Songs like ‘Grand Theft Autumn (Where Is Your Boy)’ and ‘Sophomore Slump or Comeback of the Year’ still give me shivers, because a lot of memories are built alongside music, and Fall Out Boy was the soundtrack of a particular youth. (Thnks fr th Mmrs, y knw?)
And now they’re back.
When releasing a new album, most bands will tease and build suspense by announcing a song that will be released in the next few days. Fall Out Boy decided that wasn’t rock and roll enough for them, and instead of releasing one or two songs and saving the rest for album-buyers, released the whole album to Soundcloud for streaming.
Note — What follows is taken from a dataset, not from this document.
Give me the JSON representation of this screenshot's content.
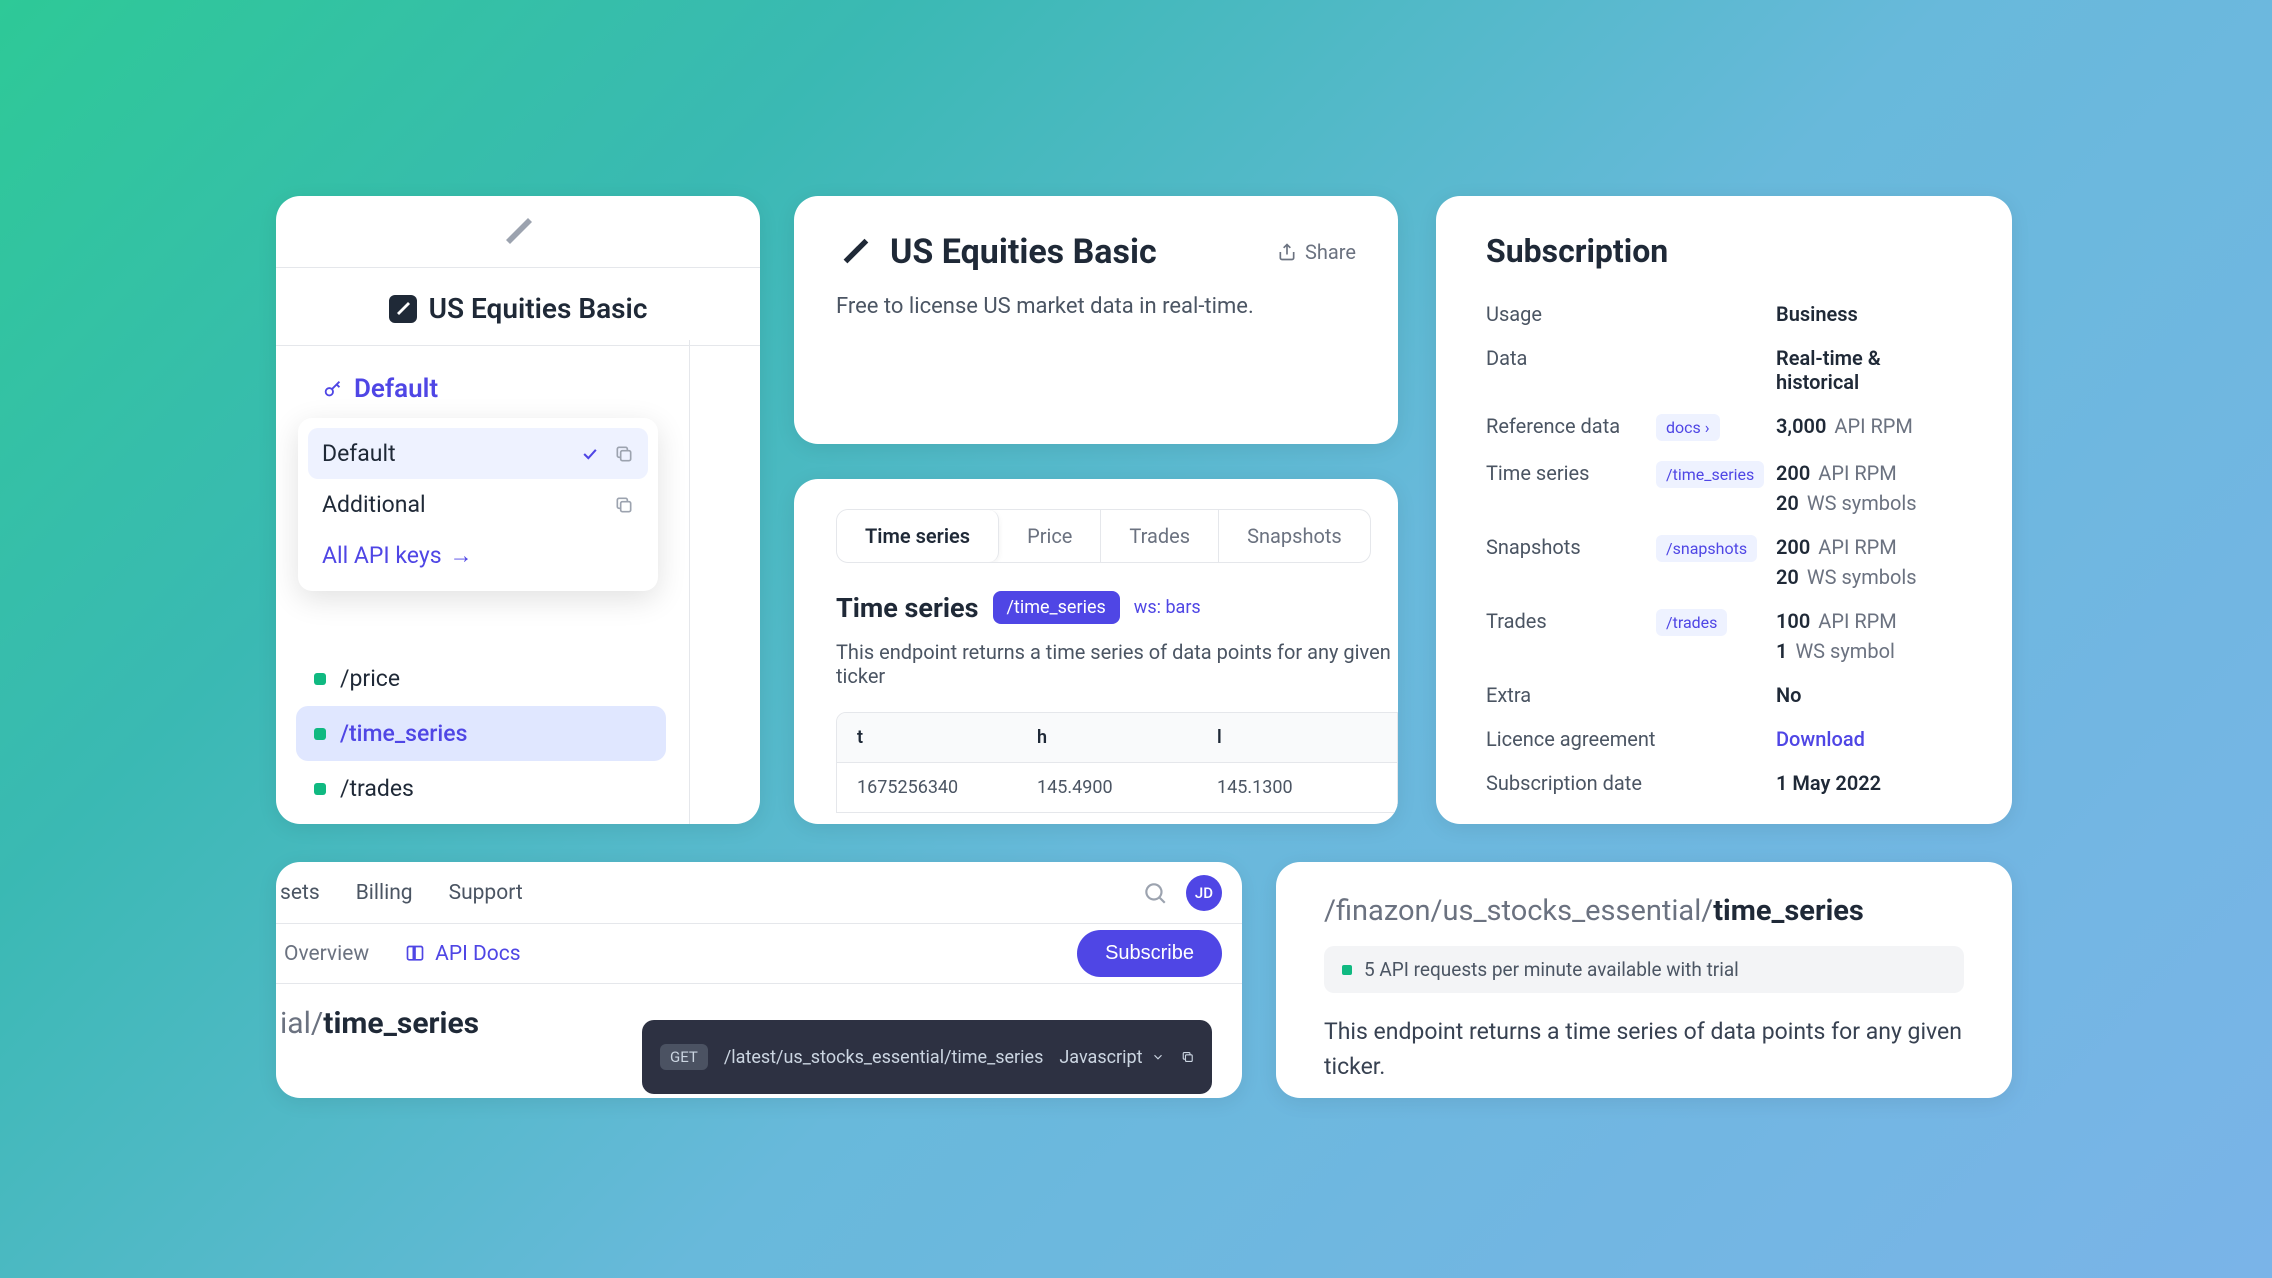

Featuring icons such as Elton John and Courtney Love, it’s clear that Fall Out Boy are pulling out all the stops on their comeback album. Let’s be honest, Save Rock and Roll isn’t the most modest of titles, and they’re not shying around their goal.
The album is mightily diverse and has badass songs like ‘Rat A Tat’ (featuring Courtney Love), which is an exhilarating rush of musical badassery backed by a relentless rhythm section. It also has gorgeous ballads like ‘Young Volcanoes’ which shows off Pete Wentz’s lyrical skills and Pat Stump’s beautifully clear voice (his diction has improved somewhat since the hiatus, if nothing else).
Save Rock and Roll is a little less experimental than Folie a Deux. Highlights, apart from the songs above, include title track ‘Save Rock and Roll’ (it features Elton John, musically and thematically sounds like the descendent of ‘What a Catch, Donnie’, pays homage to their past music and comes complete with rousing chorus).
I’ll be straight with you – I wasn’t sure what to expect from this album. ‘My Songs Know What You Did In The Dark’ seemed a bit heavy, and I worried they were setting themselves up to fail. Save Rock and Roll, even if it is a little ironic, is a big goal. Still, I found myself thoroughly enjoying this album. I’m glad that they’re back.
Rating: 8/10 – Solid album with some stand out songs.